■ **Problem statement**
Without altering a single word, repeat the records that follow.

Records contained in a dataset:
+ + + + + + +

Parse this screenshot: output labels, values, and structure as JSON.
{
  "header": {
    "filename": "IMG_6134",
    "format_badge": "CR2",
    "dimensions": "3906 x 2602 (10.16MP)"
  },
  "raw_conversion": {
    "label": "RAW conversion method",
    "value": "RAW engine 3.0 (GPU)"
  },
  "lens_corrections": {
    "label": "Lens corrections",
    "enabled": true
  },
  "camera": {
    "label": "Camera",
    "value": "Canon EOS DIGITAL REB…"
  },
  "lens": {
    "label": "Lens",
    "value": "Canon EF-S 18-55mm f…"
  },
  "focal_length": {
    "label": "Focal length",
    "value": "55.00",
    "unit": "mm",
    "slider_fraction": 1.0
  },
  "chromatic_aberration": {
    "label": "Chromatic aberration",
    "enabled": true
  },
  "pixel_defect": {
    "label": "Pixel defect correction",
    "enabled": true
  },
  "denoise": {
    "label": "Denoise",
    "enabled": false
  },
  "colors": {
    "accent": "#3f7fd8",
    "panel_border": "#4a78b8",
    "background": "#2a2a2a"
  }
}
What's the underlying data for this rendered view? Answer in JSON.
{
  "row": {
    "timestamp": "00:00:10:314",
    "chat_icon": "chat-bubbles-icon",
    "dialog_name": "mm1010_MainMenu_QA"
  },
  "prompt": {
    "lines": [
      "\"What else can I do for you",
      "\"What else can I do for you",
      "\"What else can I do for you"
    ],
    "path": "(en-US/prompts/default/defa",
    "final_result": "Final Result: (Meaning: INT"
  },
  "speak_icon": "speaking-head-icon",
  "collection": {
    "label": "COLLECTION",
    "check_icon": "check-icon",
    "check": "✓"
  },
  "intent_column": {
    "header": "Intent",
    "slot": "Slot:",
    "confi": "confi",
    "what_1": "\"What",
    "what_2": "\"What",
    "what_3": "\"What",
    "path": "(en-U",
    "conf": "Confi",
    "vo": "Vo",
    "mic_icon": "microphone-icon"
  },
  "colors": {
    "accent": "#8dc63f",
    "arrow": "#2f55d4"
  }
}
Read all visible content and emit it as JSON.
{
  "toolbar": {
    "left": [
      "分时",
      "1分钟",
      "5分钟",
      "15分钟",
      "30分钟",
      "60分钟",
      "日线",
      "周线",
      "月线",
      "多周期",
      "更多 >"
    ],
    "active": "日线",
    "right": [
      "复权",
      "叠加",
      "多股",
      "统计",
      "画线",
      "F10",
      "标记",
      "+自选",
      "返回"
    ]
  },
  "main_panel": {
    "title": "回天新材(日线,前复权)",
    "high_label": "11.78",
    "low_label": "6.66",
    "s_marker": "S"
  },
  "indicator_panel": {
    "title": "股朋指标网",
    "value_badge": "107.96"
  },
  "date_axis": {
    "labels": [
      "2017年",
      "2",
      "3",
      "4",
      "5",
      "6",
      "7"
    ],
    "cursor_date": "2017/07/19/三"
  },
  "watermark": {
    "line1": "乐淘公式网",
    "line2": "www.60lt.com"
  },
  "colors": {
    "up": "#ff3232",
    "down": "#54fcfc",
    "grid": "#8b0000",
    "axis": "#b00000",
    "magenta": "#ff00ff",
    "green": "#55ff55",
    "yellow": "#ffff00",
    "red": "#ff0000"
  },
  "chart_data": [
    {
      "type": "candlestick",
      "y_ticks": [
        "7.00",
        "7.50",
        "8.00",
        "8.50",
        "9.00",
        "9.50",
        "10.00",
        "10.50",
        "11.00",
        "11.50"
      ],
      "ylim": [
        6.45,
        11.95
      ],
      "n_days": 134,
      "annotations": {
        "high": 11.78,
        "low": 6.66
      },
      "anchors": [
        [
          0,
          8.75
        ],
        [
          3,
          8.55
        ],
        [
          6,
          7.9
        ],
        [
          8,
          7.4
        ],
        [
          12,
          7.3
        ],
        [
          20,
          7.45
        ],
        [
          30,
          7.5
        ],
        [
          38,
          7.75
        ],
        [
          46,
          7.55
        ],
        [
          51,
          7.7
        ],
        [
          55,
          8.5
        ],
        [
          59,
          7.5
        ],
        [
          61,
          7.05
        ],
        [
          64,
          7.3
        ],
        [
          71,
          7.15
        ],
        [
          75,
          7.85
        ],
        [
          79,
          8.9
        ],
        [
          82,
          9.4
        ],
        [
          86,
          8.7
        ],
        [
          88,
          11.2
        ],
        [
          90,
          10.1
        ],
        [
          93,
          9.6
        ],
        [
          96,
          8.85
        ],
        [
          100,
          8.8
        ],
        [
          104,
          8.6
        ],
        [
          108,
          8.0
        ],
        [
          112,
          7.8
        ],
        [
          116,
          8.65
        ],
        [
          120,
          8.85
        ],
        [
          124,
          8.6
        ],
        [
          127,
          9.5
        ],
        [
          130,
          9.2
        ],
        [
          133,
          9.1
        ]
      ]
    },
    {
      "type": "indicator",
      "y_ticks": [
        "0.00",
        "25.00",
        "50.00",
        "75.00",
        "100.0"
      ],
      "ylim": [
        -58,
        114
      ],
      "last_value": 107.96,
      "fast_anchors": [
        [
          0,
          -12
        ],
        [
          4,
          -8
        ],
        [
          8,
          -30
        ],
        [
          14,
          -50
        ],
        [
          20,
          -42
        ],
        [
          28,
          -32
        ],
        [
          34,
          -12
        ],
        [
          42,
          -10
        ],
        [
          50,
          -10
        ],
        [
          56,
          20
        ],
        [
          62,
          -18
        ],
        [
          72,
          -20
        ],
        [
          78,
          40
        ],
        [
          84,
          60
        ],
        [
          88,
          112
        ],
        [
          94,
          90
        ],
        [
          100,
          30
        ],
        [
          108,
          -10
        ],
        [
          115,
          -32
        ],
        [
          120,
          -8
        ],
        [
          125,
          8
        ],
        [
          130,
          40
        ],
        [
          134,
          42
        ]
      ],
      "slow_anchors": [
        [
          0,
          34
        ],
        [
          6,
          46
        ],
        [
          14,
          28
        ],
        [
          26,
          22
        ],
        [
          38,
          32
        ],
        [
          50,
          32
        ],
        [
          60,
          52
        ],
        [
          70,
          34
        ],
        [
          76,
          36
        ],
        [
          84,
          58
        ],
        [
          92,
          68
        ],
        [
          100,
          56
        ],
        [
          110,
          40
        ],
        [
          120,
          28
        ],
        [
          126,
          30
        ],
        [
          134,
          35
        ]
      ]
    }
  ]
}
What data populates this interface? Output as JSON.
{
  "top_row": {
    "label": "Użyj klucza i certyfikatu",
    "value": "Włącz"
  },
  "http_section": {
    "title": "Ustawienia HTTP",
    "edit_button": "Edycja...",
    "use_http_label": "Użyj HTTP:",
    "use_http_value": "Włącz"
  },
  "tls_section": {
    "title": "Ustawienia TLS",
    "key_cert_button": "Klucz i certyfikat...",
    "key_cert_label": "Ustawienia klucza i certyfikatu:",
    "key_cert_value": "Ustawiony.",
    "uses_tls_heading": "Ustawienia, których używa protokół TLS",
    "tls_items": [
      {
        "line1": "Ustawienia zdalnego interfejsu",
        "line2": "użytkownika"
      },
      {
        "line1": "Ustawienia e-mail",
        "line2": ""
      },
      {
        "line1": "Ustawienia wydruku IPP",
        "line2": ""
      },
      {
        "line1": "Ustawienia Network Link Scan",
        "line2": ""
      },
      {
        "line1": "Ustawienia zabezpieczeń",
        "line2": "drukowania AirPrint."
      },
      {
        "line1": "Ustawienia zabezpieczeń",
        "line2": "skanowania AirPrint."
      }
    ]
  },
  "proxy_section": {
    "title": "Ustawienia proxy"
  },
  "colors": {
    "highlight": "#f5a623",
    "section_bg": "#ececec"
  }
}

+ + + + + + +

■ **Answer box**
Parse this screenshot: output labels, values, and structure as JSON.
{
  "header": {
    "filename": "IMG_6134",
    "format_badge": "CR2",
    "dimensions": "3906 x 2602 (10.16MP)"
  },
  "raw_conversion": {
    "label": "RAW conversion method",
    "value": "RAW engine 3.0 (GPU)"
  },
  "lens_corrections": {
    "label": "Lens corrections",
    "enabled": true
  },
  "camera": {
    "label": "Camera",
    "value": "Canon EOS DIGITAL REB…"
  },
  "lens": {
    "label": "Lens",
    "value": "Canon EF-S 18-55mm f…"
  },
  "focal_length": {
    "label": "Focal length",
    "value": "55.00",
    "unit": "mm",
    "slider_fraction": 1.0
  },
  "chromatic_aberration": {
    "label": "Chromatic aberration",
    "enabled": true
  },
  "pixel_defect": {
    "label": "Pixel defect correction",
    "enabled": true
  },
  "denoise": {
    "label": "Denoise",
    "enabled": false
  },
  "colors": {
    "accent": "#3f7fd8",
    "panel_border": "#4a78b8",
    "background": "#2a2a2a"
  }
}
What's the underlying data for this rendered view? Answer in JSON.
{
  "row": {
    "timestamp": "00:00:10:314",
    "chat_icon": "chat-bubbles-icon",
    "dialog_name": "mm1010_MainMenu_QA"
  },
  "prompt": {
    "lines": [
      "\"What else can I do for you",
      "\"What else can I do for you",
      "\"What else can I do for you"
    ],
    "path": "(en-US/prompts/default/defa",
    "final_result": "Final Result: (Meaning: INT"
  },
  "speak_icon": "speaking-head-icon",
  "collection": {
    "label": "COLLECTION",
    "check_icon": "check-icon",
    "check": "✓"
  },
  "intent_column": {
    "header": "Intent",
    "slot": "Slot:",
    "confi": "confi",
    "what_1": "\"What",
    "what_2": "\"What",
    "what_3": "\"What",
    "path": "(en-U",
    "conf": "Confi",
    "vo": "Vo",
    "mic_icon": "microphone-icon"
  },
  "colors": {
    "accent": "#8dc63f",
    "arrow": "#2f55d4"
  }
}
Read all visible content and emit it as JSON.
{
  "toolbar": {
    "left": [
      "分时",
      "1分钟",
      "5分钟",
      "15分钟",
      "30分钟",
      "60分钟",
      "日线",
      "周线",
      "月线",
      "多周期",
      "更多 >"
    ],
    "active": "日线",
    "right": [
      "复权",
      "叠加",
      "多股",
      "统计",
      "画线",
      "F10",
      "标记",
      "+自选",
      "返回"
    ]
  },
  "main_panel": {
    "title": "回天新材(日线,前复权)",
    "high_label": "11.78",
    "low_label": "6.66",
    "s_marker": "S"
  },
  "indicator_panel": {
    "title": "股朋指标网",
    "value_badge": "107.96"
  },
  "date_axis": {
    "labels": [
      "2017年",
      "2",
      "3",
      "4",
      "5",
      "6",
      "7"
    ],
    "cursor_date": "2017/07/19/三"
  },
  "watermark": {
    "line1": "乐淘公式网",
    "line2": "www.60lt.com"
  },
  "colors": {
    "up": "#ff3232",
    "down": "#54fcfc",
    "grid": "#8b0000",
    "axis": "#b00000",
    "magenta": "#ff00ff",
    "green": "#55ff55",
    "yellow": "#ffff00",
    "red": "#ff0000"
  },
  "chart_data": [
    {
      "type": "candlestick",
      "y_ticks": [
        "7.00",
        "7.50",
        "8.00",
        "8.50",
        "9.00",
        "9.50",
        "10.00",
        "10.50",
        "11.00",
        "11.50"
      ],
      "ylim": [
        6.45,
        11.95
      ],
      "n_days": 134,
      "annotations": {
        "high": 11.78,
        "low": 6.66
      },
      "anchors": [
        [
          0,
          8.75
        ],
        [
          3,
          8.55
        ],
        [
          6,
          7.9
        ],
        [
          8,
          7.4
        ],
        [
          12,
          7.3
        ],
        [
          20,
          7.45
        ],
        [
          30,
          7.5
        ],
        [
          38,
          7.75
        ],
        [
          46,
          7.55
        ],
        [
          51,
          7.7
        ],
        [
          55,
          8.5
        ],
        [
          59,
          7.5
        ],
        [
          61,
          7.05
        ],
        [
          64,
          7.3
        ],
        [
          71,
          7.15
        ],
        [
          75,
          7.85
        ],
        [
          79,
          8.9
        ],
        [
          82,
          9.4
        ],
        [
          86,
          8.7
        ],
        [
          88,
          11.2
        ],
        [
          90,
          10.1
        ],
        [
          93,
          9.6
        ],
        [
          96,
          8.85
        ],
        [
          100,
          8.8
        ],
        [
          104,
          8.6
        ],
        [
          108,
          8.0
        ],
        [
          112,
          7.8
        ],
        [
          116,
          8.65
        ],
        [
          120,
          8.85
        ],
        [
          124,
          8.6
        ],
        [
          127,
          9.5
        ],
        [
          130,
          9.2
        ],
        [
          133,
          9.1
        ]
      ]
    },
    {
      "type": "indicator",
      "y_ticks": [
        "0.00",
        "25.00",
        "50.00",
        "75.00",
        "100.0"
      ],
      "ylim": [
        -58,
        114
      ],
      "last_value": 107.96,
      "fast_anchors": [
        [
          0,
          -12
        ],
        [
          4,
          -8
        ],
        [
          8,
          -30
        ],
        [
          14,
          -50
        ],
        [
          20,
          -42
        ],
        [
          28,
          -32
        ],
        [
          34,
          -12
        ],
        [
          42,
          -10
        ],
        [
          50,
          -10
        ],
        [
          56,
          20
        ],
        [
          62,
          -18
        ],
        [
          72,
          -20
        ],
        [
          78,
          40
        ],
        [
          84,
          60
        ],
        [
          88,
          112
        ],
        [
          94,
          90
        ],
        [
          100,
          30
        ],
        [
          108,
          -10
        ],
        [
          115,
          -32
        ],
        [
          120,
          -8
        ],
        [
          125,
          8
        ],
        [
          130,
          40
        ],
        [
          134,
          42
        ]
      ],
      "slow_anchors": [
        [
          0,
          34
        ],
        [
          6,
          46
        ],
        [
          14,
          28
        ],
        [
          26,
          22
        ],
        [
          38,
          32
        ],
        [
          50,
          32
        ],
        [
          60,
          52
        ],
        [
          70,
          34
        ],
        [
          76,
          36
        ],
        [
          84,
          58
        ],
        [
          92,
          68
        ],
        [
          100,
          56
        ],
        [
          110,
          40
        ],
        [
          120,
          28
        ],
        [
          126,
          30
        ],
        [
          134,
          35
        ]
      ]
    }
  ]
}
What data populates this interface? Output as JSON.
{
  "top_row": {
    "label": "Użyj klucza i certyfikatu",
    "value": "Włącz"
  },
  "http_section": {
    "title": "Ustawienia HTTP",
    "edit_button": "Edycja...",
    "use_http_label": "Użyj HTTP:",
    "use_http_value": "Włącz"
  },
  "tls_section": {
    "title": "Ustawienia TLS",
    "key_cert_button": "Klucz i certyfikat...",
    "key_cert_label": "Ustawienia klucza i certyfikatu:",
    "key_cert_value": "Ustawiony.",
    "uses_tls_heading": "Ustawienia, których używa protokół TLS",
    "tls_items": [
      {
        "line1": "Ustawienia zdalnego interfejsu",
        "line2": "użytkownika"
      },
      {
        "line1": "Ustawienia e-mail",
        "line2": ""
      },
      {
        "line1": "Ustawienia wydruku IPP",
        "line2": ""
      },
      {
        "line1": "Ustawienia Network Link Scan",
        "line2": ""
      },
      {
        "line1": "Ustawienia zabezpieczeń",
        "line2": "drukowania AirPrint."
      },
      {
        "line1": "Ustawienia zabezpieczeń",
        "line2": "skanowania AirPrint."
      }
    ]
  },
  "proxy_section": {
    "title": "Ustawienia proxy"
  },
  "colors": {
    "highlight": "#f5a623",
    "section_bg": "#ececec"
  }
}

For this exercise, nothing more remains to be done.